US unveils higher tariffs on China solar cell imports
The US is to impose sharply higher tariffs on solar cells imported from China, which it says will offset the subsidies China pays its manufacturers.
The Department of Commerce said it will impose tariffs of between 14.78% to 15.97% on Chinese firms.
This compares with an earlier level of between 2.9% and 4.73% it announced in March.
China has criticised the move saying it will hurt trade relations and will provoke trade friction.
"The US is provoking trade friction in the new energy sector, and sending a negative signal to the world that stirs global trade protectionism and obstructs the sector's development," Shen Danyang, spokesman for China's Commerce Ministry was quoted as saying by the Reuters news agency.
The export of solar cells and solar panels has been a contentious issue between the US and China.

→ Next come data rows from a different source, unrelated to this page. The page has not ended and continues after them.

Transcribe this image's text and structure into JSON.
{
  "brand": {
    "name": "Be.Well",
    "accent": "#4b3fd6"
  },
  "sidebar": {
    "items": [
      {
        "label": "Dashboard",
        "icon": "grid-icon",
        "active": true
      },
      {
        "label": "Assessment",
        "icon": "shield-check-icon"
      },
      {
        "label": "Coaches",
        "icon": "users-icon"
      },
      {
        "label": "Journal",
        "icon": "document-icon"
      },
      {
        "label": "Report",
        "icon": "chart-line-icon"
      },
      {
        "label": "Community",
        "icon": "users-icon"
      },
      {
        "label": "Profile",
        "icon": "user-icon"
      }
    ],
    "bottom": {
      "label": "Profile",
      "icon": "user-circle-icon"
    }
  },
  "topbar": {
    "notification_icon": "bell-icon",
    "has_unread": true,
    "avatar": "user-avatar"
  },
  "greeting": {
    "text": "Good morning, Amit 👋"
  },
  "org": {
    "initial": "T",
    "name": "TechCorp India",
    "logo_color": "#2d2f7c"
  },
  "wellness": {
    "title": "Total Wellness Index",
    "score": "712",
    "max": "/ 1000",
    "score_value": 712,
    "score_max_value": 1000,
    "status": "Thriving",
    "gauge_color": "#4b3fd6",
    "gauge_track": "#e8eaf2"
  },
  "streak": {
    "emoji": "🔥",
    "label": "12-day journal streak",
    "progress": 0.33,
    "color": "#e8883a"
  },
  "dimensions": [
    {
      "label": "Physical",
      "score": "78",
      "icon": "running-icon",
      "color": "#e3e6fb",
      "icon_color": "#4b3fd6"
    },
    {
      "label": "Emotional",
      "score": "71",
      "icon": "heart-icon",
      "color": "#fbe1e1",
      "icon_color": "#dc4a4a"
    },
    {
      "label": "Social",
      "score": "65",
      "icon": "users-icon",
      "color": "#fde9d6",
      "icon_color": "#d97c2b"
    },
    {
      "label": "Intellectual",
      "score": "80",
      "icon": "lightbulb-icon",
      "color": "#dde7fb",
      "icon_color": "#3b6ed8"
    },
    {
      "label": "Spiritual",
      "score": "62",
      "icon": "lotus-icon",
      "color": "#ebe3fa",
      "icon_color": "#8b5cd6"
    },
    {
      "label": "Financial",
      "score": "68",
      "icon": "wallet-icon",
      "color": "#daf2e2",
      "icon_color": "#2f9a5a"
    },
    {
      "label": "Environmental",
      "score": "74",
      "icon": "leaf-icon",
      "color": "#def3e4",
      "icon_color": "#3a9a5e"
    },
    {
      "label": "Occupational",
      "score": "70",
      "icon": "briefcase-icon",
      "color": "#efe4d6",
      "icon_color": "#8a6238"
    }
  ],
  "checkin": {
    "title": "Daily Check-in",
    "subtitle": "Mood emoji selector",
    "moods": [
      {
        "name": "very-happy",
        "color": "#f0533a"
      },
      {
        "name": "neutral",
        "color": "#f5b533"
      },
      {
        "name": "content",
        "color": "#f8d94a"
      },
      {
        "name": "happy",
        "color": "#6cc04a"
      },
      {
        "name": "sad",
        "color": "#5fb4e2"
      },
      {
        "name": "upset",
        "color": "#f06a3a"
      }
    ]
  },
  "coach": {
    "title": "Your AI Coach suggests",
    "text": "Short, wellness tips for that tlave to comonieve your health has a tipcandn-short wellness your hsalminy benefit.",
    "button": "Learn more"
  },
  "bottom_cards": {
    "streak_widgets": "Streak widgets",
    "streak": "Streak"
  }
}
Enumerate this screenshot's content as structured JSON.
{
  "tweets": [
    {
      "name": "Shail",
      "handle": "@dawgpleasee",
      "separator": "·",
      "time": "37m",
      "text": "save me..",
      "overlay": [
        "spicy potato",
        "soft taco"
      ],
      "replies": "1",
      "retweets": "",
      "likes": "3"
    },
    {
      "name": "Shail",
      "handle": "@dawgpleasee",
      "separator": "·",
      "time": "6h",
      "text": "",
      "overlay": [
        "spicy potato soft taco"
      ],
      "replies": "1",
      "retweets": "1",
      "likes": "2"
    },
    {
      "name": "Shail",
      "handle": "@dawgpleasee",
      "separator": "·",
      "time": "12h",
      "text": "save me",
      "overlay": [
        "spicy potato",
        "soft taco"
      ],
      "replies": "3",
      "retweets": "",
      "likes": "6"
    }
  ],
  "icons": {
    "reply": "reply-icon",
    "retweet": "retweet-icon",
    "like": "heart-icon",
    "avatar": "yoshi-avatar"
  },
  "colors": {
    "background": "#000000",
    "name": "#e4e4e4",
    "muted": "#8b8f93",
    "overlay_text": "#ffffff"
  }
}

The US-based manufacturers of these products have alleged that government subsidies provided to Chinese firms have helped them cut their prices and flood the market with cheap products.
In its latest report, the Department of Commerce concluded that Chinese firms were selling products in the US at rates below fair value, a practice know as "dumping".
It said it would levy anti-dumping duties against these firms.
However, the department added that it would issue the orders for the anti-subsidy tariffs and anti-dumping duties once the US International Trade Commission (ITC) affirmed that these practices were hurting US firms.
The ITC is expected to announce its decision on the matter by 23 November.
Timothy Brightbill, a legal representative for SolarWorld Industries Americas, one of the firms that has been the most vocal opponent of Chinese companies, said it would keep up the pressure on authorities to implement strict measures.
"In our view, all Chinese cells and all Chinese modules are dumped and subsidised," he said.